This could culminate in an increase of £7.5 billion by 2025-26.

Councils can normally raise local taxes by no more than 2 per cent without a referendum. But the Chancellor increased the limit to 5 per cent in his November review to help meet councils’ ballooning social care costs.

The OBR’s estimates suggest two-thirds of councils will raise taxes up to the maximum 4.99 per cent, meaning increases of between £50 and £100 for band D properties.

The OBR said the Chancellor’s decision had forced it to revise up its estimate of the increase in council tax by £800 million to £1.8 billion for 2021-22.

“This is more than explained by the Government’s decision to allow councils to increase council tax rates by up to 5 per cent … rather than the 2 per cent our March 2020 forecast assumed,” said the OBR in its Budget day report. It pushes the total council tax take for 2021/22 to £39.9 billion, rising to £45.6 billion by 2025/26.

Local tax campaigners said it was a “stealth” tax that would undermine Boris Johnson’s levelling up agenda, while senior Tories, fiscal experts and council leaders blamed the Government’s failure to solve the social care crisis for the increased bills.

Andrew Dixon, founder of the Fairer Share campaign for property tax reform, said: “This … will only exacerbate the unfairness of the current system where modest homes in the North often pay significantly more than mansions in Knightsbridge. It is sure to sit awkwardly with voters inspired by the Conservatives’ talk of fairness and levelling up. Council tax was the elephant in the room when the Chancellor delivered the Budget.

“While he set out support packages for those worst hit by Covid-19, there was no such respite for millions of modest and low-income households facing crippling council tax bills.”

Stuart Adam, of the Institute for Fiscal Studies, said: “It is a way to allow councils to raise more for social care in the short term while the Government sorts out some more fundamental solutions for the long-term funding of social care. It was one of the things that the Budget was silent about.”

Lord Lilley, a former social security secretary, who will publish his own blueprint for social reform next week, said: “Because the Government has been unable to decide how to reform finance of social care, it has left council taxpayers to take the strain.

“Councils’ care budgets have been squeezed to the limit. The proportion of people over 85 living in care homes has shrunk from 25 per cent to 15 per cent and can’t go much lower.”
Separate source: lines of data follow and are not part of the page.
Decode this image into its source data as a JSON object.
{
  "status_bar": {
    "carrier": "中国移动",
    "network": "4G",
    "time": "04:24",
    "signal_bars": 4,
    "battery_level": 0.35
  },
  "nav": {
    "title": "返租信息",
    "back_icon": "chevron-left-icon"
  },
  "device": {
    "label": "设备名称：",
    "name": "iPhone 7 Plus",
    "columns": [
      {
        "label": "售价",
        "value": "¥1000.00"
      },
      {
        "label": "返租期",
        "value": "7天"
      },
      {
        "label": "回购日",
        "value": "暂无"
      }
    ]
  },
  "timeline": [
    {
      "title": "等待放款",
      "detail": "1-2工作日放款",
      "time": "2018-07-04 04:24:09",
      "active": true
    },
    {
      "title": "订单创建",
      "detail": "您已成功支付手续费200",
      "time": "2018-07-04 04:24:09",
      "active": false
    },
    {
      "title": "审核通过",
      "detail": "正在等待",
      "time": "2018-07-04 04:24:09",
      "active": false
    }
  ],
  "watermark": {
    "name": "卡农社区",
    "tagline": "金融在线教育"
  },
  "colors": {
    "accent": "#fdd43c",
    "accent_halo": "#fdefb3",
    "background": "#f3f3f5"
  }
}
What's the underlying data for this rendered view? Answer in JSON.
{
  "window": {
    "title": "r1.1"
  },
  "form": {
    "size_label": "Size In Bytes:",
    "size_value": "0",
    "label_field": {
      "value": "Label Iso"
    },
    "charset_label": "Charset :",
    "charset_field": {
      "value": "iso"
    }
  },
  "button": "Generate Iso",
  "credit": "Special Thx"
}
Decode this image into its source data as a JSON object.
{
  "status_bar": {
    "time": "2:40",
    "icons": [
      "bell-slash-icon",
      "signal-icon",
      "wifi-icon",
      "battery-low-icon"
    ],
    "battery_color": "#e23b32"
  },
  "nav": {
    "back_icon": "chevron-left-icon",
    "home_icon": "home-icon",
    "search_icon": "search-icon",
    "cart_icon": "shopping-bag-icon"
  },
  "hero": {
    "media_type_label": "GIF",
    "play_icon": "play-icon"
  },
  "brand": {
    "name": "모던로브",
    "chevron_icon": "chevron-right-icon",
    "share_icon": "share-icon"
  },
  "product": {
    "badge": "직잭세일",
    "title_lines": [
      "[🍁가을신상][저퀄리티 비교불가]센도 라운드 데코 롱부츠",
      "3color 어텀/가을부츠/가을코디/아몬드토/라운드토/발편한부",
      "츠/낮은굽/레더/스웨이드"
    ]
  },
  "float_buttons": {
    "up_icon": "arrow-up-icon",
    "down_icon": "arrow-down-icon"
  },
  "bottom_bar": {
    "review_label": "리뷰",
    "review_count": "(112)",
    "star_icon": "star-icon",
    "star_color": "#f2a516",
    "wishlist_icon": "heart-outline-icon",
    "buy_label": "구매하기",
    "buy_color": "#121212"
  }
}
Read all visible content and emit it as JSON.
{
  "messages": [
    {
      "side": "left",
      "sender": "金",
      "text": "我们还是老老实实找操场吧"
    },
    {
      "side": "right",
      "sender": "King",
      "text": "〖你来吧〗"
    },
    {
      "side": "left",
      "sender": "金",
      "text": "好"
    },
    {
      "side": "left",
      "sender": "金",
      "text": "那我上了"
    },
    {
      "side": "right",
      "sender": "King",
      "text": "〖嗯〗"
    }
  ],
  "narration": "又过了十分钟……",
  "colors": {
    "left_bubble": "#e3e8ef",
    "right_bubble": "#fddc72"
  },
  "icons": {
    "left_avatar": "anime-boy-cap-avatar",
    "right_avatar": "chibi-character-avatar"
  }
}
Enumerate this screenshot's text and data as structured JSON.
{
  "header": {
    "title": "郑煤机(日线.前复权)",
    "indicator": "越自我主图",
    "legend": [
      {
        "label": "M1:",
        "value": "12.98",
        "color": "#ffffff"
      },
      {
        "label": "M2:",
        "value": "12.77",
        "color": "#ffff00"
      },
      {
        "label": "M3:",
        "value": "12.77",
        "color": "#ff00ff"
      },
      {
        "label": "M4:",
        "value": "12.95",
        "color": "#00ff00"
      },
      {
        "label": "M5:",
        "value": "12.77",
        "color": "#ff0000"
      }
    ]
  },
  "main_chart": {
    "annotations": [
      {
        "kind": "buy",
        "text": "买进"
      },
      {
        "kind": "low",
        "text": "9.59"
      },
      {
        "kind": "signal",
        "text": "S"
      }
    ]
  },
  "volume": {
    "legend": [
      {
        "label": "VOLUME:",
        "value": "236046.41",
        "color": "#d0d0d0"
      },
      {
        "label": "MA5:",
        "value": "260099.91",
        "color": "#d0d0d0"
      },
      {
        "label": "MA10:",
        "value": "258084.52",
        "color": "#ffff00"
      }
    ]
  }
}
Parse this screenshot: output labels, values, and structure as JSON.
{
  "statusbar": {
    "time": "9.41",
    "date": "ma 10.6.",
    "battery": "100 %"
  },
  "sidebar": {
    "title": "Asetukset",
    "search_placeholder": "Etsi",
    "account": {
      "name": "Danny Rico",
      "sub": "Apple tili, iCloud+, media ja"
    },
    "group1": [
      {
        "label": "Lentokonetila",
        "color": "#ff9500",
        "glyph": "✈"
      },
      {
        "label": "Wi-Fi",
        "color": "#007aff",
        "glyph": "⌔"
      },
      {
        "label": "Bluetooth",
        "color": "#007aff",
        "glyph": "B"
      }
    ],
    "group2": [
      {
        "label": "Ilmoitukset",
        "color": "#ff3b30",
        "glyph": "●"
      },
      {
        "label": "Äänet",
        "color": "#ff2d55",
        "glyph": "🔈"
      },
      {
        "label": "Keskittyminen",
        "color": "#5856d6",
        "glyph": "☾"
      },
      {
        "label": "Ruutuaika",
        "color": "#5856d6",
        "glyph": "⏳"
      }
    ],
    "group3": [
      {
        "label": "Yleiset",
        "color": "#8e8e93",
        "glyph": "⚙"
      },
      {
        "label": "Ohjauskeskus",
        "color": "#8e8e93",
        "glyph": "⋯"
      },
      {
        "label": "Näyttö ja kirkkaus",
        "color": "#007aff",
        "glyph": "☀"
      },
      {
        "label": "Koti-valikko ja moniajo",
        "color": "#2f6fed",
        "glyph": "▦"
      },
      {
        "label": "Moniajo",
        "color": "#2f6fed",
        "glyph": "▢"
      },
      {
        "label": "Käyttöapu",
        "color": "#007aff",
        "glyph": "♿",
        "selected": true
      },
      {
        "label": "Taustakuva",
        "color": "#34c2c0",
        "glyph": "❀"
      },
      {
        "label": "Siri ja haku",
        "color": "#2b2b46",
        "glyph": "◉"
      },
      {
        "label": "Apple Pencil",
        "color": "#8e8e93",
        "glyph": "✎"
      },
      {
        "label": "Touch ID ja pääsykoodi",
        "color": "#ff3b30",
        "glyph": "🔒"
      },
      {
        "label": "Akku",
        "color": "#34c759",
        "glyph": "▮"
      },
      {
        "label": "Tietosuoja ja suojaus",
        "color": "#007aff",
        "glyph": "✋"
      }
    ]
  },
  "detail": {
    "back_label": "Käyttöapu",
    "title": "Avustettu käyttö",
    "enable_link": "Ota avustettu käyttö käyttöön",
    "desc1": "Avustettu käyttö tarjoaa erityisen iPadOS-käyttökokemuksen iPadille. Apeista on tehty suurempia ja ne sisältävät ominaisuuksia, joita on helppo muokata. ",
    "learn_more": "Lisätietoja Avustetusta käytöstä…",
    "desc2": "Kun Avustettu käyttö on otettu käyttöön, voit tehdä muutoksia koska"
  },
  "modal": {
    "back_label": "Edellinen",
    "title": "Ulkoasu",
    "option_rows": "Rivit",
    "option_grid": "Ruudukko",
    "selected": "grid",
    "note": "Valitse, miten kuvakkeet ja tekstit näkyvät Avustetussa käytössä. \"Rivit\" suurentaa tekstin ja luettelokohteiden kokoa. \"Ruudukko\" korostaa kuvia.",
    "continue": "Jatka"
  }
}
The Local Government Association said: “Councils face the tough choice about whether to increase bills to bring in desperately needed funding to protect our services at a time when we are acutely aware of the significant burden that this could place on some households.

“Council tax rises – particularly the adult social care precept – have never been the solution to the long-term pressures faced by councils, particularly in social care, which is desperately in need of reform.

“Further action is desperately needed to immediately shore up social care services – which have been on the front line during the pandemic – and to secure the long-term future of care and support.

“The Government must urgently bring forward its proposals.”

‘Crippling’ bills

About a quarter of councils that provide social care will issue a council tax bill to Band D homes of more than £2,000 in April, most for the first time. And in more than two thirds of areas, bills for a Band D home will rise by at least £50.

In London, householders will be hit by a 9.5 per cent rise in the portion of council tax charged by the Greater London Authority – an extra £31.59 for a Band D home.

The combined rises mean Band D bills look set to rise by more than £100 this year in around seven of London’s 32 boroughs.

A spokesman for the Ministry of Housing, Communities and Local Government said: “We’ve committed over £35 billion to help councils support their communities and local businesses during the pandemic.

“We’re also providing councils with £670 million of new grant funding to enable them to continue reducing council tax bills next year for those least able to pay, including households financially hard-hit by the pandemic.

“Councils are and have always been responsible for setting council tax levels. We set referendum principles to ensure that local people have the final say over any excessive increases.”